═══ Data for this task

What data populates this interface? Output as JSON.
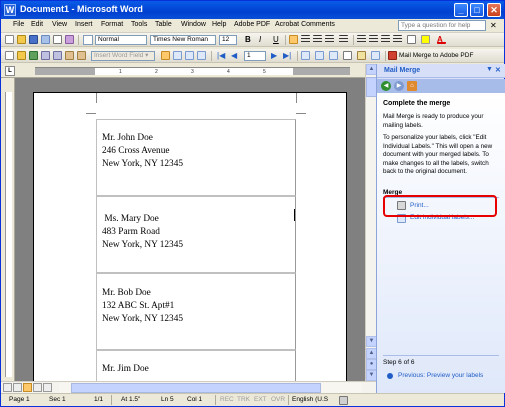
{
  "window": {
    "title": "Document1 - Microsoft Word",
    "app_icon_glyph": "W",
    "minimize_glyph": "_",
    "maximize_glyph": "□",
    "close_glyph": "✕"
  },
  "menu": [
    "File",
    "Edit",
    "View",
    "Insert",
    "Format",
    "Tools",
    "Table",
    "Window",
    "Help",
    "Adobe PDF",
    "Acrobat Comments"
  ],
  "help_search": {
    "placeholder": "Type a question for help",
    "close_glyph": "✕"
  },
  "formatting_toolbar": {
    "style": "Normal",
    "font": "Times New Roman",
    "size": "12",
    "bold": "B",
    "italic": "I",
    "underline": "U",
    "font_color_glyph": "A"
  },
  "mail_merge_toolbar": {
    "insert_word_field": "Insert Word Field ▾",
    "record_number": "1",
    "merge_to_adobe_pdf": "Mail Merge to Adobe PDF"
  },
  "ruler": {
    "corner_glyph": "L",
    "numbers": [
      "1",
      "2",
      "3",
      "4",
      "5"
    ]
  },
  "labels": [
    {
      "lines": [
        "Mr. John Doe",
        "246 Cross Avenue",
        "New York, NY 12345"
      ]
    },
    {
      "lines": [
        " Ms. Mary Doe",
        "483 Parm Road",
        "New York, NY 12345"
      ]
    },
    {
      "lines": [
        "Mr. Bob Doe",
        "132 ABC St. Apt#1",
        "New York, NY 12345"
      ]
    },
    {
      "lines": [
        "Mr. Jim Doe"
      ]
    }
  ],
  "task_pane": {
    "title": "Mail Merge",
    "dropdown_glyph": "▼",
    "close_glyph": "✕",
    "heading": "Complete the merge",
    "intro": "Mail Merge is ready to produce your mailing labels.",
    "personalize": "To personalize your labels, click \"Edit Individual Labels.\" This will open a new document with your merged labels. To make changes to all the labels, switch back to the original document.",
    "merge_heading": "Merge",
    "print_link": "Print...",
    "edit_link": "Edit individual labels...",
    "step": "Step 6 of 6",
    "previous_link": "Previous: Preview your labels"
  },
  "status_bar": {
    "page": "Page  1",
    "sec": "Sec  1",
    "page_of": "1/1",
    "at": "At  1.5\"",
    "ln": "Ln  5",
    "col": "Col  1",
    "rec": "REC",
    "trk": "TRK",
    "ext": "EXT",
    "ovr": "OVR",
    "language": "English (U.S"
  },
  "colors": {
    "titlebar": "#0a5ce8",
    "task_pane_link": "#215dc6",
    "highlight_box": "#e60000",
    "ui_face": "#ece9d8"
  }
}
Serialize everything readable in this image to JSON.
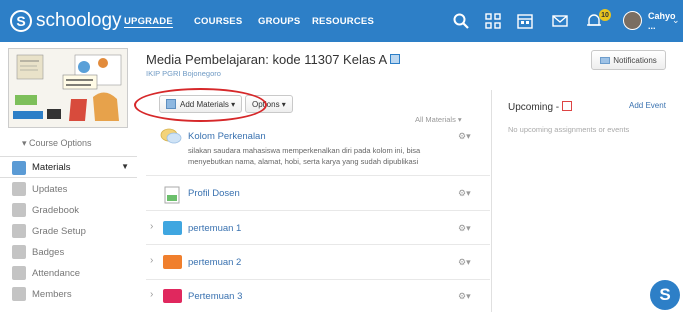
{
  "brand": {
    "name": "schoology"
  },
  "nav": {
    "upgrade": "UPGRADE",
    "courses": "COURSES",
    "groups": "GROUPS",
    "resources": "RESOURCES"
  },
  "user": {
    "name": "Cahyo ...",
    "notification_count": "10"
  },
  "course": {
    "title": "Media Pembelajaran: kode 11307 Kelas A",
    "school": "IKIP PGRI Bojonegoro"
  },
  "sidebar": {
    "course_options": "Course Options",
    "items": [
      {
        "label": "Materials",
        "icon": "materials-icon",
        "color": "#5b9bd5"
      },
      {
        "label": "Updates",
        "icon": "updates-icon",
        "color": "#b0b0b0"
      },
      {
        "label": "Gradebook",
        "icon": "gradebook-icon",
        "color": "#b0b0b0"
      },
      {
        "label": "Grade Setup",
        "icon": "grade-setup-icon",
        "color": "#b0b0b0"
      },
      {
        "label": "Badges",
        "icon": "badge-icon",
        "color": "#b0b0b0"
      },
      {
        "label": "Attendance",
        "icon": "attendance-icon",
        "color": "#b0b0b0"
      },
      {
        "label": "Members",
        "icon": "members-icon",
        "color": "#b0b0b0"
      }
    ]
  },
  "toolbar": {
    "add_materials": "Add Materials",
    "options": "Options",
    "all_materials": "All Materials",
    "notifications": "Notifications"
  },
  "materials": [
    {
      "title": "Kolom Perkenalan",
      "type": "discussion",
      "desc": "silakan saudara mahasiswa memperkenalkan diri pada kolom ini, bisa menyebutkan nama, alamat, hobi, serta karya yang sudah dipublikasi"
    },
    {
      "title": "Profil Dosen",
      "type": "page"
    },
    {
      "title": "pertemuan 1",
      "type": "folder",
      "color": "#3fa6e0"
    },
    {
      "title": "pertemuan 2",
      "type": "folder",
      "color": "#f07f2d"
    },
    {
      "title": "Pertemuan 3",
      "type": "folder",
      "color": "#e0285e"
    }
  ],
  "upcoming": {
    "title": "Upcoming -",
    "add_event": "Add Event",
    "empty": "No upcoming assignments or events"
  },
  "colors": {
    "brand": "#2d7fc7",
    "highlight": "#d6282a"
  }
}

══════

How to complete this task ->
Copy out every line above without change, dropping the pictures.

Result of the exercise ->
What data populates this interface? Output as JSON.
{
  "window": {
    "title": "Document1 - Microsoft Word",
    "app_icon_glyph": "W",
    "minimize_glyph": "_",
    "maximize_glyph": "□",
    "close_glyph": "✕"
  },
  "menu": [
    "File",
    "Edit",
    "View",
    "Insert",
    "Format",
    "Tools",
    "Table",
    "Window",
    "Help",
    "Adobe PDF",
    "Acrobat Comments"
  ],
  "help_search": {
    "placeholder": "Type a question for help",
    "close_glyph": "✕"
  },
  "formatting_toolbar": {
    "style": "Normal",
    "font": "Times New Roman",
    "size": "12",
    "bold": "B",
    "italic": "I",
    "underline": "U",
    "font_color_glyph": "A"
  },
  "mail_merge_toolbar": {
    "insert_word_field": "Insert Word Field ▾",
    "record_number": "1",
    "merge_to_adobe_pdf": "Mail Merge to Adobe PDF"
  },
  "ruler": {
    "corner_glyph": "L",
    "numbers": [
      "1",
      "2",
      "3",
      "4",
      "5"
    ]
  },
  "labels": [
    {
      "lines": [
        "Mr. John Doe",
        "246 Cross Avenue",
        "New York, NY 12345"
      ]
    },
    {
      "lines": [
        " Ms. Mary Doe",
        "483 Parm Road",
        "New York, NY 12345"
      ]
    },
    {
      "lines": [
        "Mr. Bob Doe",
        "132 ABC St. Apt#1",
        "New York, NY 12345"
      ]
    },
    {
      "lines": [
        "Mr. Jim Doe"
      ]
    }
  ],
  "task_pane": {
    "title": "Mail Merge",
    "dropdown_glyph": "▼",
    "close_glyph": "✕",
    "heading": "Complete the merge",
    "intro": "Mail Merge is ready to produce your mailing labels.",
    "personalize": "To personalize your labels, click \"Edit Individual Labels.\" This will open a new document with your merged labels. To make changes to all the labels, switch back to the original document.",
    "merge_heading": "Merge",
    "print_link": "Print...",
    "edit_link": "Edit individual labels...",
    "step": "Step 6 of 6",
    "previous_link": "Previous: Preview your labels"
  },
  "status_bar": {
    "page": "Page  1",
    "sec": "Sec  1",
    "page_of": "1/1",
    "at": "At  1.5\"",
    "ln": "Ln  5",
    "col": "Col  1",
    "rec": "REC",
    "trk": "TRK",
    "ext": "EXT",
    "ovr": "OVR",
    "language": "English (U.S"
  },
  "colors": {
    "titlebar": "#0a5ce8",
    "task_pane_link": "#215dc6",
    "highlight_box": "#e60000",
    "ui_face": "#ece9d8"
  }
}
Serialize everything readable in this image to JSON.
{
  "brand": {
    "name": "schoology"
  },
  "nav": {
    "upgrade": "UPGRADE",
    "courses": "COURSES",
    "groups": "GROUPS",
    "resources": "RESOURCES"
  },
  "user": {
    "name": "Cahyo ...",
    "notification_count": "10"
  },
  "course": {
    "title": "Media Pembelajaran: kode 11307 Kelas A",
    "school": "IKIP PGRI Bojonegoro"
  },
  "sidebar": {
    "course_options": "Course Options",
    "items": [
      {
        "label": "Materials",
        "icon": "materials-icon",
        "color": "#5b9bd5"
      },
      {
        "label": "Updates",
        "icon": "updates-icon",
        "color": "#b0b0b0"
      },
      {
        "label": "Gradebook",
        "icon": "gradebook-icon",
        "color": "#b0b0b0"
      },
      {
        "label": "Grade Setup",
        "icon": "grade-setup-icon",
        "color": "#b0b0b0"
      },
      {
        "label": "Badges",
        "icon": "badge-icon",
        "color": "#b0b0b0"
      },
      {
        "label": "Attendance",
        "icon": "attendance-icon",
        "color": "#b0b0b0"
      },
      {
        "label": "Members",
        "icon": "members-icon",
        "color": "#b0b0b0"
      }
    ]
  },
  "toolbar": {
    "add_materials": "Add Materials",
    "options": "Options",
    "all_materials": "All Materials",
    "notifications": "Notifications"
  },
  "materials": [
    {
      "title": "Kolom Perkenalan",
      "type": "discussion",
      "desc": "silakan saudara mahasiswa memperkenalkan diri pada kolom ini, bisa menyebutkan nama, alamat, hobi, serta karya yang sudah dipublikasi"
    },
    {
      "title": "Profil Dosen",
      "type": "page"
    },
    {
      "title": "pertemuan 1",
      "type": "folder",
      "color": "#3fa6e0"
    },
    {
      "title": "pertemuan 2",
      "type": "folder",
      "color": "#f07f2d"
    },
    {
      "title": "Pertemuan 3",
      "type": "folder",
      "color": "#e0285e"
    }
  ],
  "upcoming": {
    "title": "Upcoming -",
    "add_event": "Add Event",
    "empty": "No upcoming assignments or events"
  },
  "colors": {
    "brand": "#2d7fc7",
    "highlight": "#d6282a"
  }
}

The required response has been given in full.